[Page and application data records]

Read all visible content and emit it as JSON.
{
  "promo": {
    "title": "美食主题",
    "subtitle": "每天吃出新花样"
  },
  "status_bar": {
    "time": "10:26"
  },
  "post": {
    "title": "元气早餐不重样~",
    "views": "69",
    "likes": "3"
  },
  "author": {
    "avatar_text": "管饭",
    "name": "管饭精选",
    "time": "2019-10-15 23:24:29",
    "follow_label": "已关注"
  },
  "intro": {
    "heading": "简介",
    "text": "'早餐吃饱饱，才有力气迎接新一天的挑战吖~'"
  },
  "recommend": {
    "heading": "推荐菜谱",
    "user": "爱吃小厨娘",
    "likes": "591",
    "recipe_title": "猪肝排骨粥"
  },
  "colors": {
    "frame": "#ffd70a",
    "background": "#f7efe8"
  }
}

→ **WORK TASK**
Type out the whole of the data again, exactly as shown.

→ **RESULT**
Read all visible content and emit it as JSON.
{
  "promo": {
    "title": "美食主题",
    "subtitle": "每天吃出新花样"
  },
  "status_bar": {
    "time": "10:26"
  },
  "post": {
    "title": "元气早餐不重样~",
    "views": "69",
    "likes": "3"
  },
  "author": {
    "avatar_text": "管饭",
    "name": "管饭精选",
    "time": "2019-10-15 23:24:29",
    "follow_label": "已关注"
  },
  "intro": {
    "heading": "简介",
    "text": "'早餐吃饱饱，才有力气迎接新一天的挑战吖~'"
  },
  "recommend": {
    "heading": "推荐菜谱",
    "user": "爱吃小厨娘",
    "likes": "591",
    "recipe_title": "猪肝排骨粥"
  },
  "colors": {
    "frame": "#ffd70a",
    "background": "#f7efe8"
  }
}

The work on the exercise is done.